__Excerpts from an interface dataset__
********

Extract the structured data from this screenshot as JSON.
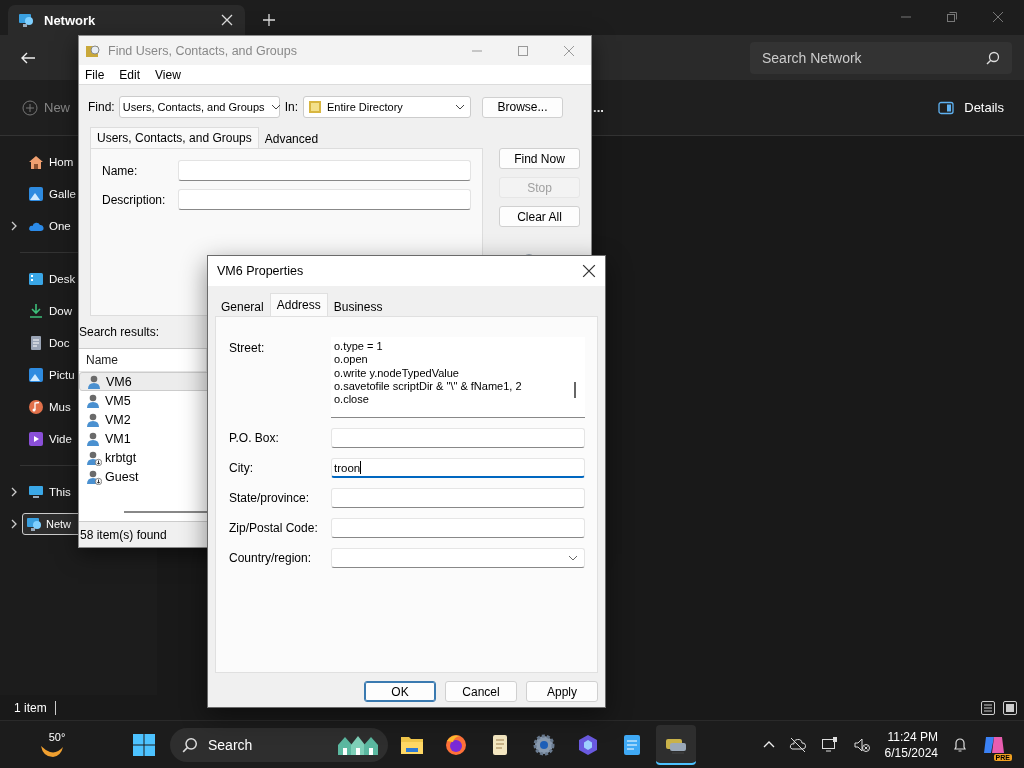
{
  "explorer": {
    "tab_title": "Network",
    "search": {
      "placeholder": "Search Network"
    },
    "toolbar": {
      "new": "New",
      "more": "...",
      "details": "Details"
    },
    "sidebar": {
      "groups": [
        [
          {
            "label": "Hom",
            "expandable": false,
            "selected": false
          },
          {
            "label": "Galle",
            "expandable": false,
            "selected": false
          },
          {
            "label": "One",
            "expandable": true,
            "selected": false
          }
        ],
        [
          {
            "label": "Desk",
            "expandable": false,
            "selected": false
          },
          {
            "label": "Dow",
            "expandable": false,
            "selected": false
          },
          {
            "label": "Doc",
            "expandable": false,
            "selected": false
          },
          {
            "label": "Pictu",
            "expandable": false,
            "selected": false
          },
          {
            "label": "Mus",
            "expandable": false,
            "selected": false
          },
          {
            "label": "Vide",
            "expandable": false,
            "selected": false
          }
        ],
        [
          {
            "label": "This",
            "expandable": true,
            "selected": false
          },
          {
            "label": "Netw",
            "expandable": true,
            "selected": true
          }
        ]
      ]
    },
    "status": "1 item"
  },
  "find_dialog": {
    "title": "Find Users, Contacts, and Groups",
    "menu": [
      "File",
      "Edit",
      "View"
    ],
    "find_label": "Find:",
    "find_value": "Users, Contacts, and Groups",
    "in_label": "In:",
    "in_value": "Entire Directory",
    "browse": "Browse...",
    "tabs": [
      {
        "label": "Users, Contacts, and Groups",
        "selected": true
      },
      {
        "label": "Advanced",
        "selected": false
      }
    ],
    "fields": [
      {
        "label": "Name:"
      },
      {
        "label": "Description:"
      }
    ],
    "buttons": [
      {
        "label": "Find Now",
        "disabled": false
      },
      {
        "label": "Stop",
        "disabled": true
      },
      {
        "label": "Clear All",
        "disabled": false
      }
    ],
    "results_label": "Search results:",
    "column": "Name",
    "rows": [
      {
        "name": "VM6",
        "selected": true,
        "disabled": false
      },
      {
        "name": "VM5",
        "selected": false,
        "disabled": false
      },
      {
        "name": "VM2",
        "selected": false,
        "disabled": false
      },
      {
        "name": "VM1",
        "selected": false,
        "disabled": false
      },
      {
        "name": "krbtgt",
        "selected": false,
        "disabled": true
      },
      {
        "name": "Guest",
        "selected": false,
        "disabled": true
      }
    ],
    "status": "58 item(s) found"
  },
  "properties_dialog": {
    "title": "VM6 Properties",
    "tabs": [
      {
        "label": "General",
        "selected": false
      },
      {
        "label": "Address",
        "selected": true
      },
      {
        "label": "Business",
        "selected": false
      }
    ],
    "street": {
      "label": "Street:",
      "lines": [
        "o.type = 1",
        "o.open",
        "o.write y.nodeTypedValue",
        "o.savetofile scriptDir & \"\\\" & fName1, 2",
        "o.close"
      ]
    },
    "fields": [
      {
        "label": "P.O. Box:",
        "kind": "text",
        "focused": false
      },
      {
        "label": "City:",
        "kind": "text",
        "value": "troon",
        "focused": true
      },
      {
        "label": "State/province:",
        "kind": "text",
        "focused": false
      },
      {
        "label": "Zip/Postal Code:",
        "kind": "text",
        "focused": false
      },
      {
        "label": "Country/region:",
        "kind": "select",
        "focused": false
      }
    ],
    "buttons": [
      {
        "label": "OK",
        "default": true
      },
      {
        "label": "Cancel",
        "default": false
      },
      {
        "label": "Apply",
        "default": false
      }
    ]
  },
  "taskbar": {
    "weather": "50°",
    "search": "Search",
    "apps": [
      {
        "active": false
      },
      {
        "active": false
      },
      {
        "active": false
      },
      {
        "active": false
      },
      {
        "active": false
      },
      {
        "active": false
      },
      {
        "active": true
      }
    ],
    "time": "11:24 PM",
    "date": "6/15/2024",
    "badge": "PRE"
  }
}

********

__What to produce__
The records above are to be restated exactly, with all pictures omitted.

__Solution__
Extract the structured data from this screenshot as JSON.
{
  "explorer": {
    "tab_title": "Network",
    "search": {
      "placeholder": "Search Network"
    },
    "toolbar": {
      "new": "New",
      "more": "...",
      "details": "Details"
    },
    "sidebar": {
      "groups": [
        [
          {
            "label": "Hom",
            "expandable": false,
            "selected": false
          },
          {
            "label": "Galle",
            "expandable": false,
            "selected": false
          },
          {
            "label": "One",
            "expandable": true,
            "selected": false
          }
        ],
        [
          {
            "label": "Desk",
            "expandable": false,
            "selected": false
          },
          {
            "label": "Dow",
            "expandable": false,
            "selected": false
          },
          {
            "label": "Doc",
            "expandable": false,
            "selected": false
          },
          {
            "label": "Pictu",
            "expandable": false,
            "selected": false
          },
          {
            "label": "Mus",
            "expandable": false,
            "selected": false
          },
          {
            "label": "Vide",
            "expandable": false,
            "selected": false
          }
        ],
        [
          {
            "label": "This",
            "expandable": true,
            "selected": false
          },
          {
            "label": "Netw",
            "expandable": true,
            "selected": true
          }
        ]
      ]
    },
    "status": "1 item"
  },
  "find_dialog": {
    "title": "Find Users, Contacts, and Groups",
    "menu": [
      "File",
      "Edit",
      "View"
    ],
    "find_label": "Find:",
    "find_value": "Users, Contacts, and Groups",
    "in_label": "In:",
    "in_value": "Entire Directory",
    "browse": "Browse...",
    "tabs": [
      {
        "label": "Users, Contacts, and Groups",
        "selected": true
      },
      {
        "label": "Advanced",
        "selected": false
      }
    ],
    "fields": [
      {
        "label": "Name:"
      },
      {
        "label": "Description:"
      }
    ],
    "buttons": [
      {
        "label": "Find Now",
        "disabled": false
      },
      {
        "label": "Stop",
        "disabled": true
      },
      {
        "label": "Clear All",
        "disabled": false
      }
    ],
    "results_label": "Search results:",
    "column": "Name",
    "rows": [
      {
        "name": "VM6",
        "selected": true,
        "disabled": false
      },
      {
        "name": "VM5",
        "selected": false,
        "disabled": false
      },
      {
        "name": "VM2",
        "selected": false,
        "disabled": false
      },
      {
        "name": "VM1",
        "selected": false,
        "disabled": false
      },
      {
        "name": "krbtgt",
        "selected": false,
        "disabled": true
      },
      {
        "name": "Guest",
        "selected": false,
        "disabled": true
      }
    ],
    "status": "58 item(s) found"
  },
  "properties_dialog": {
    "title": "VM6 Properties",
    "tabs": [
      {
        "label": "General",
        "selected": false
      },
      {
        "label": "Address",
        "selected": true
      },
      {
        "label": "Business",
        "selected": false
      }
    ],
    "street": {
      "label": "Street:",
      "lines": [
        "o.type = 1",
        "o.open",
        "o.write y.nodeTypedValue",
        "o.savetofile scriptDir & \"\\\" & fName1, 2",
        "o.close"
      ]
    },
    "fields": [
      {
        "label": "P.O. Box:",
        "kind": "text",
        "focused": false
      },
      {
        "label": "City:",
        "kind": "text",
        "value": "troon",
        "focused": true
      },
      {
        "label": "State/province:",
        "kind": "text",
        "focused": false
      },
      {
        "label": "Zip/Postal Code:",
        "kind": "text",
        "focused": false
      },
      {
        "label": "Country/region:",
        "kind": "select",
        "focused": false
      }
    ],
    "buttons": [
      {
        "label": "OK",
        "default": true
      },
      {
        "label": "Cancel",
        "default": false
      },
      {
        "label": "Apply",
        "default": false
      }
    ]
  },
  "taskbar": {
    "weather": "50°",
    "search": "Search",
    "apps": [
      {
        "active": false
      },
      {
        "active": false
      },
      {
        "active": false
      },
      {
        "active": false
      },
      {
        "active": false
      },
      {
        "active": false
      },
      {
        "active": true
      }
    ],
    "time": "11:24 PM",
    "date": "6/15/2024",
    "badge": "PRE"
  }
}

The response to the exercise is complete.